High-resolution large-eddy simulation of turbulent mixing of a river plume

Monday, 15 December 2014: 3:10 PM
Xiao Yu, Univ of DE-Civil/Coastal Eng, Newark, DE, United States, Tian-Jian Hsu, University of Delaware, Newark, DE, United States, Fengyan Shi, University of Delaware, Center for Applied Coastal Research, Newark, DE, United States and James T Kirby Jr, Univ Delaware, Newark, DE, United States
A non-hydrostatic sigma-coordinate numerical model (NHWave) is applied to study the structure of a river plume, and the vertical mixing due to shear instabilities. A 3D large-eddy simulation approach is used with the aim to resolve the flow turbulence in the stratified ambient fluid at high Reynolds number. The domain is of depth 10m, length 500m and width 25m, and initially quiescent containing saltwater of salinity 26 psu. Fresh water plume is sent from the left boundary with a range of internal Froude number. Simulation resulting using Standard Smagorinsky closure demonstrates that the model is able to predict shear instabilities although it could not resolve the secondary instability at high Reynolds number.
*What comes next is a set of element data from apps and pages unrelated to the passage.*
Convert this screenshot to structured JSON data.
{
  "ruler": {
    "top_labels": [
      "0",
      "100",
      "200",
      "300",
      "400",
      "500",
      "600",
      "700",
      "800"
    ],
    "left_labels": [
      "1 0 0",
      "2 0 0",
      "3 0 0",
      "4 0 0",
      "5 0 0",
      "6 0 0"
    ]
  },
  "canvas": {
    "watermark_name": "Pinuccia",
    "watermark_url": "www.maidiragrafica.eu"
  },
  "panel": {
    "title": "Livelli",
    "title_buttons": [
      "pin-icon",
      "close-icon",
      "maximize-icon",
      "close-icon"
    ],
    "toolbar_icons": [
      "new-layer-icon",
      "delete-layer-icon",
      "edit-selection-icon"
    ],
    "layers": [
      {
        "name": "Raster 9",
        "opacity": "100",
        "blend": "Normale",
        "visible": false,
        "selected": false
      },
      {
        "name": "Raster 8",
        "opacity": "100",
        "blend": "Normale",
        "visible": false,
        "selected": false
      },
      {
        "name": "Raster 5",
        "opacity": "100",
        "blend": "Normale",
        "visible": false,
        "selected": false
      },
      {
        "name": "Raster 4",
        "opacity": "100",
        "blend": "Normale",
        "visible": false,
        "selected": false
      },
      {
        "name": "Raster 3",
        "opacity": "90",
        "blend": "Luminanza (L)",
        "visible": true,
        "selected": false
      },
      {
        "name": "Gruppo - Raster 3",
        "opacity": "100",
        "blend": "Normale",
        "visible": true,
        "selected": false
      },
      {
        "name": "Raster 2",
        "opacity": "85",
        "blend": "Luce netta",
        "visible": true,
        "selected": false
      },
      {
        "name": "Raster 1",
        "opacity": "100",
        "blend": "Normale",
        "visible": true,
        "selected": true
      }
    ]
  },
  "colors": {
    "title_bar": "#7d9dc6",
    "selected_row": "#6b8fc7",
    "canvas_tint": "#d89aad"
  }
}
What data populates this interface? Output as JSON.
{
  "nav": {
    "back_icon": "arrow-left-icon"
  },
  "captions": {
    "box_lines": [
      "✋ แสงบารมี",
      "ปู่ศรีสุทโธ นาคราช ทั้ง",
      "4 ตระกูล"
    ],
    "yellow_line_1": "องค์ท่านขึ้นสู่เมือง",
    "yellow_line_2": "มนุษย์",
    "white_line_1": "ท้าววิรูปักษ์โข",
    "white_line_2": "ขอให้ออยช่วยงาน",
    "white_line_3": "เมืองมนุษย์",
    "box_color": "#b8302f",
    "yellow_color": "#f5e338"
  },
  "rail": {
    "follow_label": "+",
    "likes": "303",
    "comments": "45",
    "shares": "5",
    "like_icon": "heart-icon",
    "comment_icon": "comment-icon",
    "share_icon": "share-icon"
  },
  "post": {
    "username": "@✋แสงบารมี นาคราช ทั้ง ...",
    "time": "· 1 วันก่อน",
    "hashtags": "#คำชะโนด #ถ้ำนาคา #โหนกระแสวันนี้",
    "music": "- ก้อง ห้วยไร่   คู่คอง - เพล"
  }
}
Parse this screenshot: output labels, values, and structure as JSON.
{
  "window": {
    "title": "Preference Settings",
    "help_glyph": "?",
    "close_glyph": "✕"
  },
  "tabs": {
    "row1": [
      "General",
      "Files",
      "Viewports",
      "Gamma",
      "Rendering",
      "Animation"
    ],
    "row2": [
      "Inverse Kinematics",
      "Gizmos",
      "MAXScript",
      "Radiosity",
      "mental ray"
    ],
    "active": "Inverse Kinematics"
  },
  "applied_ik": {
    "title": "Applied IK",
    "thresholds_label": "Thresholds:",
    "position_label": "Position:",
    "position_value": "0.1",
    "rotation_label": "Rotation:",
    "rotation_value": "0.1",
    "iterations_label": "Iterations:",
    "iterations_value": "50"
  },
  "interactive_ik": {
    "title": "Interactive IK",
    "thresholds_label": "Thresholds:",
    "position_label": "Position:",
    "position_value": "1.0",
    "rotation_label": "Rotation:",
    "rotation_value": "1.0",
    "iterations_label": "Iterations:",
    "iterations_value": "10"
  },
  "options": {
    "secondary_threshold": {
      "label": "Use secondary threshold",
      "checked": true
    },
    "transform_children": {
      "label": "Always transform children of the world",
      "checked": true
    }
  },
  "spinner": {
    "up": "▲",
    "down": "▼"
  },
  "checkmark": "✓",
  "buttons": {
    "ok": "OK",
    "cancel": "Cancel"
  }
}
The characteristic length scale of the shear instabilities is around 10 m, which is consistent with field observation of Connecticut River plume using a 4-channel broadband echo sounder (Geyer et al. 2010, Geophy. Res. Lett., 37, L22607). The mixing efficiency and dissipation rate are obtained from the numerical simulation results, and these results are used to investigate and evaluate the Richardson-number-dependent parameterization of the mixing process. The model can also provide the information on fine structures of surface elevation variations, which enables us to correlate the surface signature with the turbulent billow underneath. The model therefore may be useful to help interpret surface signatures observed using various remote sensing techniques. Supported by Office of Naval Research.